*** Opening Provided records ***

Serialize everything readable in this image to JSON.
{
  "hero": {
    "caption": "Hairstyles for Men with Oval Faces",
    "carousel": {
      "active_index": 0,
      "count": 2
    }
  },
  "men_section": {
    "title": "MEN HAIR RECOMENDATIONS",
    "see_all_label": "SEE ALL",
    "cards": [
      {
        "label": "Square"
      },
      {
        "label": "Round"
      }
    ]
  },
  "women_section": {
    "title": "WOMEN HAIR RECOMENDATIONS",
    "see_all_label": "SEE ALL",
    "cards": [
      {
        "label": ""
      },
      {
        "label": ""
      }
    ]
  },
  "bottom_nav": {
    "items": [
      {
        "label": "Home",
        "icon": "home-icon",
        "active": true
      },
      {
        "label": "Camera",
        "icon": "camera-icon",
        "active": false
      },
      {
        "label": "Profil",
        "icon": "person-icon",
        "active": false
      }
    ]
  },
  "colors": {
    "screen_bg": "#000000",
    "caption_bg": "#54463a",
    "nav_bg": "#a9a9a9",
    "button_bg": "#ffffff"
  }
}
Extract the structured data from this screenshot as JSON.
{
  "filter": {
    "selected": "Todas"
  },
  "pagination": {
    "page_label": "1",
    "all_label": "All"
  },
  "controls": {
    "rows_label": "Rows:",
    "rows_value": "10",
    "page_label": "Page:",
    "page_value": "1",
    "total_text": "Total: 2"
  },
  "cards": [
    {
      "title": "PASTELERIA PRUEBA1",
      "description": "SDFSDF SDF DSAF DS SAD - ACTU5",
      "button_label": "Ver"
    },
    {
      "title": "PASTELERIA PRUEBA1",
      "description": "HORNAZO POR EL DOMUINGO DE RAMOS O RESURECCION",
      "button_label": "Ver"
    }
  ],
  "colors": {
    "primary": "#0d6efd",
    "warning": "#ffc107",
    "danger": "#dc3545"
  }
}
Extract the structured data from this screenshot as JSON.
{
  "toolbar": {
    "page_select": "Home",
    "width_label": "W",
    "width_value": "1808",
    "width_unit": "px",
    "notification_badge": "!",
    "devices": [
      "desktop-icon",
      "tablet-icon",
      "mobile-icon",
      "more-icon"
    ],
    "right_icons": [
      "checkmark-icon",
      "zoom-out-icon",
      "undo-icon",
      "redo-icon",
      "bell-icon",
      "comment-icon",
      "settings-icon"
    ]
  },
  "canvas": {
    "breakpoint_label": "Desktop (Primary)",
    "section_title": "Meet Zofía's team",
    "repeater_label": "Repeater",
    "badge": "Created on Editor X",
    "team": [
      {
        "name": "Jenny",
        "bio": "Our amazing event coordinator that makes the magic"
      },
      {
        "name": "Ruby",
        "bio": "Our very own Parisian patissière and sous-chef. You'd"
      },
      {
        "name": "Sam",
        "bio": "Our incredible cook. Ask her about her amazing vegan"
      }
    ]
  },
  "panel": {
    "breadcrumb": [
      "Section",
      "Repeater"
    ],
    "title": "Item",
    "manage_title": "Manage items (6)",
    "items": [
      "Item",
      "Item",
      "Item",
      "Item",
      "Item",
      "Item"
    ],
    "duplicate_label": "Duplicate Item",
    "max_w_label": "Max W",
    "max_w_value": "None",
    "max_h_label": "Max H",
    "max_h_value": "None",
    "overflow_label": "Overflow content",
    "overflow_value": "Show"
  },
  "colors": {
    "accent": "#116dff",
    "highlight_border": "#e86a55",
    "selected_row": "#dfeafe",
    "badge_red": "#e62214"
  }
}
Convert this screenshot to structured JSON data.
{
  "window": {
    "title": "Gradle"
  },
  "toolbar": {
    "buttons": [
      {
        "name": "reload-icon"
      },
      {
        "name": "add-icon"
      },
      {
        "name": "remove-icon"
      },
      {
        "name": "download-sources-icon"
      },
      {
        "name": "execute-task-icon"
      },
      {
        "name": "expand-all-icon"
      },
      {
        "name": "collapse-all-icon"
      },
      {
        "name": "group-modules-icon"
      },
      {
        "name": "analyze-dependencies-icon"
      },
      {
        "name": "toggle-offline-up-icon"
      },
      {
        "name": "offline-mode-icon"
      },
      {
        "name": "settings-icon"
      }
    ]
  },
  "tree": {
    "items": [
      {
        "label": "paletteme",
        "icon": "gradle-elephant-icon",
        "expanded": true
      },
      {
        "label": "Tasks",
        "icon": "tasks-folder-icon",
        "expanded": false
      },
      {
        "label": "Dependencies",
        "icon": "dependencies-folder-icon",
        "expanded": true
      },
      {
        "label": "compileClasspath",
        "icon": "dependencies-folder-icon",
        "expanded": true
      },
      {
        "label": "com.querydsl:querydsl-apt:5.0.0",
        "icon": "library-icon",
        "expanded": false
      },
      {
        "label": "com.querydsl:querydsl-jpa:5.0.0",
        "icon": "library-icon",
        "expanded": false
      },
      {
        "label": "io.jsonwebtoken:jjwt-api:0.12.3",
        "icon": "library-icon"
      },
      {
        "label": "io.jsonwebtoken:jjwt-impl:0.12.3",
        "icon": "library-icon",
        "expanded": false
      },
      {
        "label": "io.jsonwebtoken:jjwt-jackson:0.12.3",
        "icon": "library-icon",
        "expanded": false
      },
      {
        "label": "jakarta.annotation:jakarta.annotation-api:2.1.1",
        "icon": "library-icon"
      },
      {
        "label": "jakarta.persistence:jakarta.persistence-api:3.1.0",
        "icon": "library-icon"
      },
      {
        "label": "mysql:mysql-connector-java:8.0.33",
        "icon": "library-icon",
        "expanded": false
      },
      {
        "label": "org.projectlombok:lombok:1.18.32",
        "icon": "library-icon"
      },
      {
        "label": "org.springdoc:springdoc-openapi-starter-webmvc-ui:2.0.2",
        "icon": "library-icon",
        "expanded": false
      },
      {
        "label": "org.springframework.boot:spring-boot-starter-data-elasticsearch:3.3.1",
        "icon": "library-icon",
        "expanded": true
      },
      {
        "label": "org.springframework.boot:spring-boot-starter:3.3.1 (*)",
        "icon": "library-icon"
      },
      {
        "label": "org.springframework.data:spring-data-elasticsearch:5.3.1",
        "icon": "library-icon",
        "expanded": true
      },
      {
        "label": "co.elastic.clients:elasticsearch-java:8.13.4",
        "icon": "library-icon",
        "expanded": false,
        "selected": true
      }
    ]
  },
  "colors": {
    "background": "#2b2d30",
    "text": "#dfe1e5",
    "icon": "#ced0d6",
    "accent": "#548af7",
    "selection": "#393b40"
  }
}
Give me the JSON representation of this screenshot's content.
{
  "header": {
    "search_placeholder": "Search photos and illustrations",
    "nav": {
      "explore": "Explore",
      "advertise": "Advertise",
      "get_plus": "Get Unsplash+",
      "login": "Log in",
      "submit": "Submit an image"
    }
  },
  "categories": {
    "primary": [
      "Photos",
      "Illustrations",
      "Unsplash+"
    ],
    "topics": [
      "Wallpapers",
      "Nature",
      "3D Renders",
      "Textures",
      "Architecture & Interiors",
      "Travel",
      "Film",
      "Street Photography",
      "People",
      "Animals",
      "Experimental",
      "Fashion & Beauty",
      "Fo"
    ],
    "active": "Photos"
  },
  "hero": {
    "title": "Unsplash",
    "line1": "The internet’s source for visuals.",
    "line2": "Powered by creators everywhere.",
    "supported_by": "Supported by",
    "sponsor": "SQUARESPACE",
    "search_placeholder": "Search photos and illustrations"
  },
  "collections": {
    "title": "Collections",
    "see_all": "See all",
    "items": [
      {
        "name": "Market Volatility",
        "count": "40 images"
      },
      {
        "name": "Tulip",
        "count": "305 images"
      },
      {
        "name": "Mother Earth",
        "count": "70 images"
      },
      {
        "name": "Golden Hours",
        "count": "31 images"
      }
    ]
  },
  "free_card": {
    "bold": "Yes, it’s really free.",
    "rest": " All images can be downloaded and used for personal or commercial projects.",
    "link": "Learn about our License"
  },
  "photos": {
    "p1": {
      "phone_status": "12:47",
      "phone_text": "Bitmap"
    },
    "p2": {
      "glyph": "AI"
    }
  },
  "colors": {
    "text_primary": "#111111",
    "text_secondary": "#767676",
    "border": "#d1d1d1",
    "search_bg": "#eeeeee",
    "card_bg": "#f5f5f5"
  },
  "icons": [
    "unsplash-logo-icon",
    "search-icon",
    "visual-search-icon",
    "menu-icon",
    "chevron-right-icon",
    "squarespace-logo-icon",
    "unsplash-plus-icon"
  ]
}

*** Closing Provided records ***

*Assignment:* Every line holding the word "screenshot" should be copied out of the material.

*Response to this task:*
Extract the structured data from this screenshot as JSON.
Extract the structured data from this screenshot as JSON.
Convert this screenshot to structured JSON data.
Give me the JSON representation of this screenshot's content.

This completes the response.